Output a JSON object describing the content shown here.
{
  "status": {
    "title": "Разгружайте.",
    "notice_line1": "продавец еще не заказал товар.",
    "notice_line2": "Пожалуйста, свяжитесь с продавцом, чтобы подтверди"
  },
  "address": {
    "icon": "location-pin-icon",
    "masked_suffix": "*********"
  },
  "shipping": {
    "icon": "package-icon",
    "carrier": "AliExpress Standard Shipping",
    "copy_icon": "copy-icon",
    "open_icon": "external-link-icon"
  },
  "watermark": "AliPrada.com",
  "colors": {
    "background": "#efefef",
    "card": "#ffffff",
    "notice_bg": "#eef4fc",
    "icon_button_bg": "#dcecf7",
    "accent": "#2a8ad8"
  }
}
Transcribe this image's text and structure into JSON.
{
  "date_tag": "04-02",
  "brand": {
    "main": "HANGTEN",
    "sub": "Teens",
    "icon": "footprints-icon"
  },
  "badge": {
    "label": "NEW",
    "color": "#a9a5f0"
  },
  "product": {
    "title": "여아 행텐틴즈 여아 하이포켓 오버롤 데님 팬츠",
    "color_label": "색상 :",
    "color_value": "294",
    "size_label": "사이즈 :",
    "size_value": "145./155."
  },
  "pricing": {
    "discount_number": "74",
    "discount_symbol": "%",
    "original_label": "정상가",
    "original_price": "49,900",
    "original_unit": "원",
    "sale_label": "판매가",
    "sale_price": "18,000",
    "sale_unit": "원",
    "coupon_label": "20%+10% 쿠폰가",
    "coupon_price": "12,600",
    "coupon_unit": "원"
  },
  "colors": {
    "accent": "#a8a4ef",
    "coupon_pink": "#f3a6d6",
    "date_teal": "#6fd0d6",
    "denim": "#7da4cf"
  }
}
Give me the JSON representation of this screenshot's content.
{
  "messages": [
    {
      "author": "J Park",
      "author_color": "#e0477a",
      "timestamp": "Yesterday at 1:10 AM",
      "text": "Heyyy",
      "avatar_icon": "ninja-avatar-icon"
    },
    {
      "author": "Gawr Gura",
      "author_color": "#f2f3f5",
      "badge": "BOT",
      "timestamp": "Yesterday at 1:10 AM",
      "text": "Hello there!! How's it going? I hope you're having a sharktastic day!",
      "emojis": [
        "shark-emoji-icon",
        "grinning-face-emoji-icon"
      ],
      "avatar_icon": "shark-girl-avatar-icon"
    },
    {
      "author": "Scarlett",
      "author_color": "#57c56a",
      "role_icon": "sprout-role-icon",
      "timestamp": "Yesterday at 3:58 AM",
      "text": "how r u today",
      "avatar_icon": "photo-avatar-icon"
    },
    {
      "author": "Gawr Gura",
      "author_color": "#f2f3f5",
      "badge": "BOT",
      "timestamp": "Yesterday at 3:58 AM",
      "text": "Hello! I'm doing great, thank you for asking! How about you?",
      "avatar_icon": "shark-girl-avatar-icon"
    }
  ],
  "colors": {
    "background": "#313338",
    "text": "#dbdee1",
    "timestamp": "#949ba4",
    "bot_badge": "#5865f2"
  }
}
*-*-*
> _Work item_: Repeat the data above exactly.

> _Answer to this problem_:
Output a JSON object describing the content shown here.
{
  "status": {
    "title": "Разгружайте.",
    "notice_line1": "продавец еще не заказал товар.",
    "notice_line2": "Пожалуйста, свяжитесь с продавцом, чтобы подтверди"
  },
  "address": {
    "icon": "location-pin-icon",
    "masked_suffix": "*********"
  },
  "shipping": {
    "icon": "package-icon",
    "carrier": "AliExpress Standard Shipping",
    "copy_icon": "copy-icon",
    "open_icon": "external-link-icon"
  },
  "watermark": "AliPrada.com",
  "colors": {
    "background": "#efefef",
    "card": "#ffffff",
    "notice_bg": "#eef4fc",
    "icon_button_bg": "#dcecf7",
    "accent": "#2a8ad8"
  }
}
Transcribe this image's text and structure into JSON.
{
  "date_tag": "04-02",
  "brand": {
    "main": "HANGTEN",
    "sub": "Teens",
    "icon": "footprints-icon"
  },
  "badge": {
    "label": "NEW",
    "color": "#a9a5f0"
  },
  "product": {
    "title": "여아 행텐틴즈 여아 하이포켓 오버롤 데님 팬츠",
    "color_label": "색상 :",
    "color_value": "294",
    "size_label": "사이즈 :",
    "size_value": "145./155."
  },
  "pricing": {
    "discount_number": "74",
    "discount_symbol": "%",
    "original_label": "정상가",
    "original_price": "49,900",
    "original_unit": "원",
    "sale_label": "판매가",
    "sale_price": "18,000",
    "sale_unit": "원",
    "coupon_label": "20%+10% 쿠폰가",
    "coupon_price": "12,600",
    "coupon_unit": "원"
  },
  "colors": {
    "accent": "#a8a4ef",
    "coupon_pink": "#f3a6d6",
    "date_teal": "#6fd0d6",
    "denim": "#7da4cf"
  }
}
Give me the JSON representation of this screenshot's content.
{
  "messages": [
    {
      "author": "J Park",
      "author_color": "#e0477a",
      "timestamp": "Yesterday at 1:10 AM",
      "text": "Heyyy",
      "avatar_icon": "ninja-avatar-icon"
    },
    {
      "author": "Gawr Gura",
      "author_color": "#f2f3f5",
      "badge": "BOT",
      "timestamp": "Yesterday at 1:10 AM",
      "text": "Hello there!! How's it going? I hope you're having a sharktastic day!",
      "emojis": [
        "shark-emoji-icon",
        "grinning-face-emoji-icon"
      ],
      "avatar_icon": "shark-girl-avatar-icon"
    },
    {
      "author": "Scarlett",
      "author_color": "#57c56a",
      "role_icon": "sprout-role-icon",
      "timestamp": "Yesterday at 3:58 AM",
      "text": "how r u today",
      "avatar_icon": "photo-avatar-icon"
    },
    {
      "author": "Gawr Gura",
      "author_color": "#f2f3f5",
      "badge": "BOT",
      "timestamp": "Yesterday at 3:58 AM",
      "text": "Hello! I'm doing great, thank you for asking! How about you?",
      "avatar_icon": "shark-girl-avatar-icon"
    }
  ],
  "colors": {
    "background": "#313338",
    "text": "#dbdee1",
    "timestamp": "#949ba4",
    "bot_badge": "#5865f2"
  }
}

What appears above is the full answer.